As Skye and Lincoln continue their talk about powers, Skye figures out Raina is actually in the same place, despite Lincoln saying otherwise. It’s interesting to hear Skye freak out and talk about how “I am not what she is,” when that’s what most of her friends are saying, just in another way. And it’s an interesting dichotomy, because Skye is so terrified to be what Raina is. Yet, as Raina implies, they’re more parallel than they want to admit: both orphans, both given their powers without wanting them, and both trying to figure out where they belong. Skye finds where Raina has been hiding and argues with her about what she did in the Temple, blaming her for what happened to Trip. Her powers get the best of her, but before she can actually let loose and kill Raina, she’s interrupted and saved by…
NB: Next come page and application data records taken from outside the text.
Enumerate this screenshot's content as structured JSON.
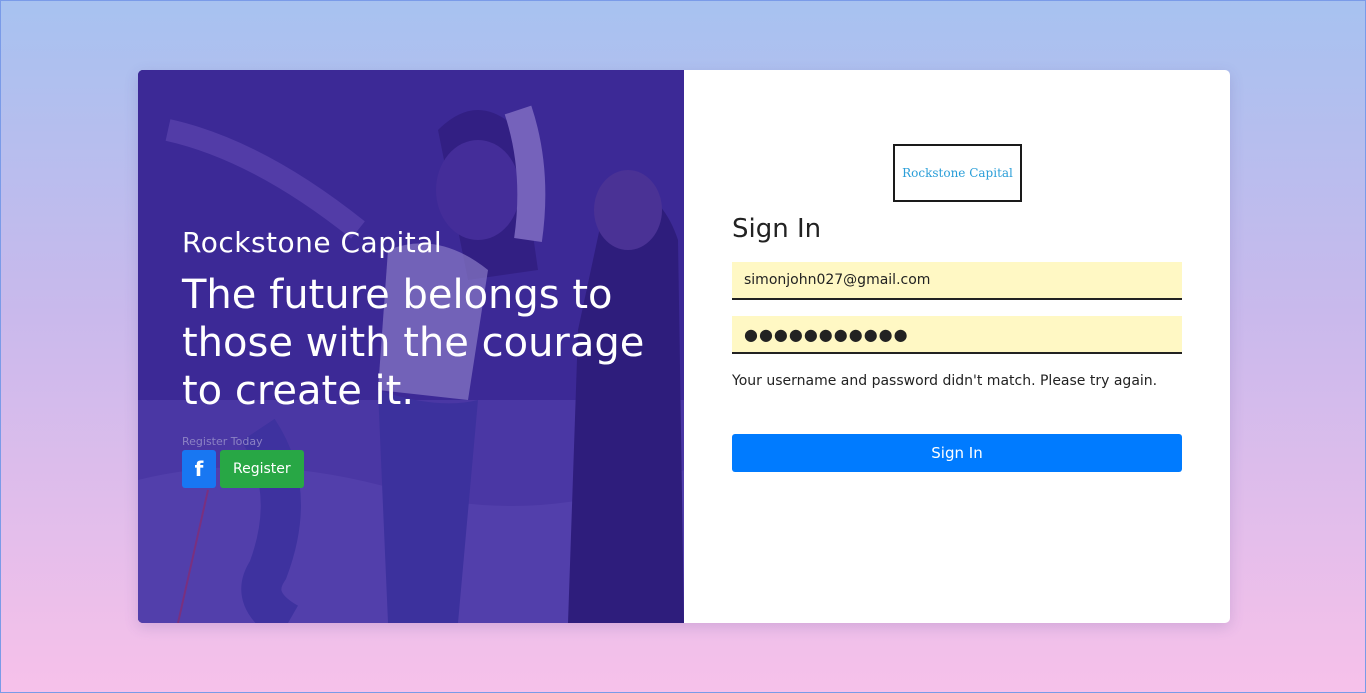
{
  "hero": {
    "brand": "Rockstone Capital",
    "quote": "The future belongs to those with the courage to create it.",
    "register_caption": "Register Today",
    "facebook_icon": "f",
    "register_label": "Register"
  },
  "form": {
    "logo_text": "Rockstone Capital",
    "title": "Sign In",
    "email_value": "simonjohn027@gmail.com",
    "password_mask": "●●●●●●●●●●●",
    "error_message": "Your username and password didn't match. Please try again.",
    "submit_label": "Sign In"
  },
  "colors": {
    "facebook": "#1877f2",
    "register": "#28a745",
    "submit": "#007bff",
    "field_fill": "#fff8c4",
    "hero_overlay": "#3e28a0",
    "logo_text": "#2a9ed8"
  }
}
…her mother. Yes. Skye’s mother. Not that Skye knows that yet. But we know it, and I can’t wait to see what this means. Mom talks with Skye and convinces her to stay, telling her that she would be her guide and train her, if she wanted to remain in afterlife. And maybe it’s the fact that, well, Skye’s mother knows how to talk to her, but Skye accepts.
So what does Skye’s mother do next? Shows up to Cal via those teleportation powers, and confirms that it is their daughter who has come back to them. The family drama is real…and it’s about to get a lot more complicated than Coulson is prepared for, now that both parents are ready to fight for their Daisy.
It’s a bit of a gut punch when we end the episode with Fitz leaving. But remember, Fitz finds out via Mack that Simmons has gone ahead with opening the box, and the fact that she’s apparently broken their shared trust angers him enough to realize he can’t stay around. Even though we got to see Simmons stand up to him, it still hurt to see Fitz leave for good — yet while we mourned the apparent loss of our Science Bros, the payoff was worth it. We ended the episode with Simmons apologizing for the fact that she just couldn’t figure out how to open the box, and that it was pretty much useless. But when Fitz got into a cab and opened his bag, the real toolbox was inside…along with a note from Jemma and a sandwich just the way Fitz likes it. (Throwback to season one, everyone!)
FitzSimmons are back. And they’re not letting anything bring them down.
Odds & Ends:
- Grant Ward. He’s finally returning, and I’m guessing based on Coulson’s words that he’ll have a huge role in the final run of episodes.
- That hologram trick was super neat. And the fact that Trip (R.I.P.) and Fitz built a 21st century Howling Commandos kit? That’s even neater. I really want one of these. I just want one of those kits in general, actually.
- I absolutely love the Bobbi and Simmons BFF relationship. Even though it became clear at the end of the hour that FitzSimmons had a game plan of their own, I still love watching the two of them interact and bond. I also do think that Simmons really does look up to and care about Bobbi…it’s just that right now, all their relationships are strained too much to connect on more than a “fall on your own sword” level.
- Speaking of relationships: I am all on board the buddy cop show with Coulson and Hunter. Please someone at Marvel make this happen.
What did you think of the episode? Sound off, and let me know!
Follow me on Twitter at @atvgeek82.